**Try it**
In how many lines of the records does "fill" appear? Answer with one number.

(Dataset excerpts)
BEGIN
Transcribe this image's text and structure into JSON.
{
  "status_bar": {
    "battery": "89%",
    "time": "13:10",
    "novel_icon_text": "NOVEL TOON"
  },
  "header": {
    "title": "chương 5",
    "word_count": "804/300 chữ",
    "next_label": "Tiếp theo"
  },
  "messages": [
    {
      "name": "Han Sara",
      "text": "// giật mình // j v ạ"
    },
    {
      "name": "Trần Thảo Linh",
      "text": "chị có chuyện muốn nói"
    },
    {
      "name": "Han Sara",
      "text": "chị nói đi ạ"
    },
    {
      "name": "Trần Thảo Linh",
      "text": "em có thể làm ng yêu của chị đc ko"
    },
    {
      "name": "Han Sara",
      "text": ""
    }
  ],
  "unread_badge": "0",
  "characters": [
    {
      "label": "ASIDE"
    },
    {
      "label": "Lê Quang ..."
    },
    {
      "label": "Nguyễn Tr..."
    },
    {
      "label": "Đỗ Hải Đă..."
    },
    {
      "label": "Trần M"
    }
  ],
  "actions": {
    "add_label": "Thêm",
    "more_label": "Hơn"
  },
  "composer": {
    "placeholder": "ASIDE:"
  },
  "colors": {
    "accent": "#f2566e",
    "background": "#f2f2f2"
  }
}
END
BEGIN
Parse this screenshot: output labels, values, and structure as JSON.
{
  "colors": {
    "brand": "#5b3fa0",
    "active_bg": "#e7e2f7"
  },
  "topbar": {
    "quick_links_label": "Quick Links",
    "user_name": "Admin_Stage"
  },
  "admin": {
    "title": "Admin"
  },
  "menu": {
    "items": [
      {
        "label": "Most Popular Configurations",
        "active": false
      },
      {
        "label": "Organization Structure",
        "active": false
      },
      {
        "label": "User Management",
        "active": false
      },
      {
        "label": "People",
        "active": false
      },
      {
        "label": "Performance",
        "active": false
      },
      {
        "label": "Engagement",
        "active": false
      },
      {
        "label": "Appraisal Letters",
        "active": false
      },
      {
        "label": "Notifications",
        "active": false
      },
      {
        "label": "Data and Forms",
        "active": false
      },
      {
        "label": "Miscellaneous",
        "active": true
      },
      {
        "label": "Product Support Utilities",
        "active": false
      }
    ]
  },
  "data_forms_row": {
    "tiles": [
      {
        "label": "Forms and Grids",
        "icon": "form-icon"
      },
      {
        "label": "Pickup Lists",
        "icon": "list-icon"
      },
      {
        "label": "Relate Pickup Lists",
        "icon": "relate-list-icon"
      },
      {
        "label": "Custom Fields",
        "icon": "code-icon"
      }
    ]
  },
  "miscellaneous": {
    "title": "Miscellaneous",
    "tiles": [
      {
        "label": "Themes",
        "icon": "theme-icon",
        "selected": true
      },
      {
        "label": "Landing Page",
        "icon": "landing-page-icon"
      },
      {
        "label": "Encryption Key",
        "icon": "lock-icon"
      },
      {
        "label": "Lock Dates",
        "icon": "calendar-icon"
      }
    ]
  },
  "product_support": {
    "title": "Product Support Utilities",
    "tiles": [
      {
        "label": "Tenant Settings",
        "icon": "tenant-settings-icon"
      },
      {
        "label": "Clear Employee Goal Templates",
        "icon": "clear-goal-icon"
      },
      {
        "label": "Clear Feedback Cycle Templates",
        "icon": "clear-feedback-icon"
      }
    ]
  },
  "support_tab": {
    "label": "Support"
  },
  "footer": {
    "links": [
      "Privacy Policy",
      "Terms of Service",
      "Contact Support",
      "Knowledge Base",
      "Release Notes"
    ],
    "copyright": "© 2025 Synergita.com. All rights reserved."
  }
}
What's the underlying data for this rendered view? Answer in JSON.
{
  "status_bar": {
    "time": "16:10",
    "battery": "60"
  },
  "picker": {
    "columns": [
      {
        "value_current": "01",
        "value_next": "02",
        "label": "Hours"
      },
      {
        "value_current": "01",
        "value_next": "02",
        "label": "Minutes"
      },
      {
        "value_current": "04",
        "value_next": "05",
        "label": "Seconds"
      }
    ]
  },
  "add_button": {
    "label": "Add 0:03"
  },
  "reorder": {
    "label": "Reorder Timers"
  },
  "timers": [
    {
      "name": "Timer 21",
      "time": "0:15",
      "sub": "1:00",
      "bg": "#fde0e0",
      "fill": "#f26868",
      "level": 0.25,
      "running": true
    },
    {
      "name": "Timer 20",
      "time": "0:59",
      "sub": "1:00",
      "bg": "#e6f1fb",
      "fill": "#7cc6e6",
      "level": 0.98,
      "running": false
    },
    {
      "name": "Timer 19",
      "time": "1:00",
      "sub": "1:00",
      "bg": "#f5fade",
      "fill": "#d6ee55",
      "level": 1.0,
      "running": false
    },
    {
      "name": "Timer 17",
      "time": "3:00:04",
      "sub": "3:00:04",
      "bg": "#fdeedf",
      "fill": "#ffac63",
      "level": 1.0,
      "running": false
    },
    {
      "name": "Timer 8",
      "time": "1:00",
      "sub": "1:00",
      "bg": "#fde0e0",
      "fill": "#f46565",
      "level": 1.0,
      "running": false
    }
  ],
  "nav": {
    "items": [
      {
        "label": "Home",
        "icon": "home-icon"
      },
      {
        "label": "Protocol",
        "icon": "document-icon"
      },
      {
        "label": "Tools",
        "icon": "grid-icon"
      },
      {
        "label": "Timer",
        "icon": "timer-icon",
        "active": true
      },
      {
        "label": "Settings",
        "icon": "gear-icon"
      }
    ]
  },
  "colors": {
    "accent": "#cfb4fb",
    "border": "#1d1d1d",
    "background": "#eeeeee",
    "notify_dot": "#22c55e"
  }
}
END
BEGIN
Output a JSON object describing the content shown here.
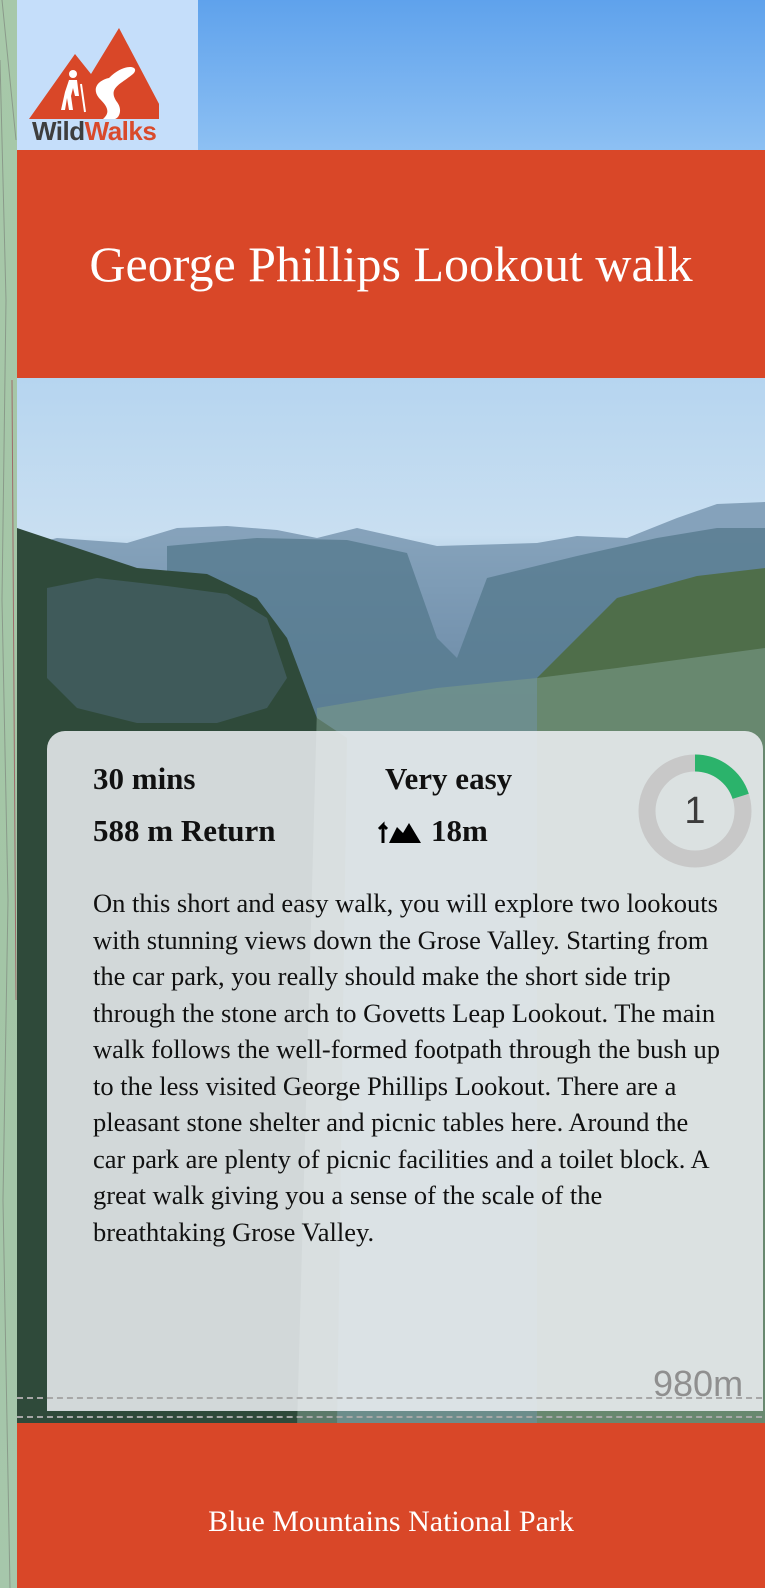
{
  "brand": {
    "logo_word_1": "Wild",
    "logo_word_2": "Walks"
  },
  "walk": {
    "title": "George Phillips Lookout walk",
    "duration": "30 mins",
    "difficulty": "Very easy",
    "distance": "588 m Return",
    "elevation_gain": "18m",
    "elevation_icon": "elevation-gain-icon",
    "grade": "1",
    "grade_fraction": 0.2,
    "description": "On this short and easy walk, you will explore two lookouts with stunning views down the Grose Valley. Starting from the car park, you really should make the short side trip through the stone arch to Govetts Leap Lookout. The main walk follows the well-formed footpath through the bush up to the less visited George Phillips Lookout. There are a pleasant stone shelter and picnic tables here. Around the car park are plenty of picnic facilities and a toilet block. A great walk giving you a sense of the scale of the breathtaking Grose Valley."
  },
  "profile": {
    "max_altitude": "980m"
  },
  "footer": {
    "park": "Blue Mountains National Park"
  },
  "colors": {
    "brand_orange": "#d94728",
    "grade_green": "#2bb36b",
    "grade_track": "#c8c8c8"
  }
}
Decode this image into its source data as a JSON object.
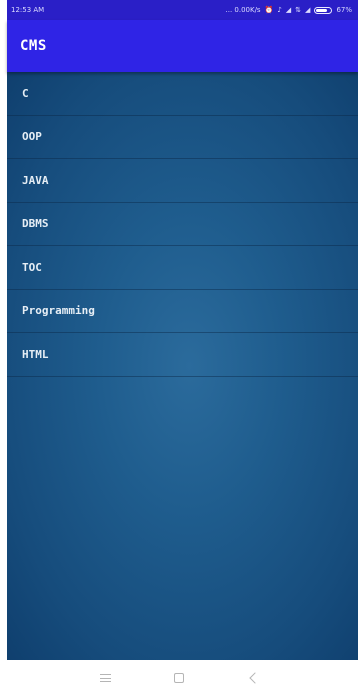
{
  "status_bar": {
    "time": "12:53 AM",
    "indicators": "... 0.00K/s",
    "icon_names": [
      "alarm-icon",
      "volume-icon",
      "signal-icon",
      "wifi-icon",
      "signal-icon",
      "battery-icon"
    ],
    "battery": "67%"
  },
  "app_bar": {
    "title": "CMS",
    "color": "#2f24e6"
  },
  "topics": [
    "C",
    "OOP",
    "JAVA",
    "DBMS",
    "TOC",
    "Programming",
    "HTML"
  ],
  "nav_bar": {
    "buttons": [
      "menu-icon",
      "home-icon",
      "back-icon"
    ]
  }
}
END
**Exercise result**
5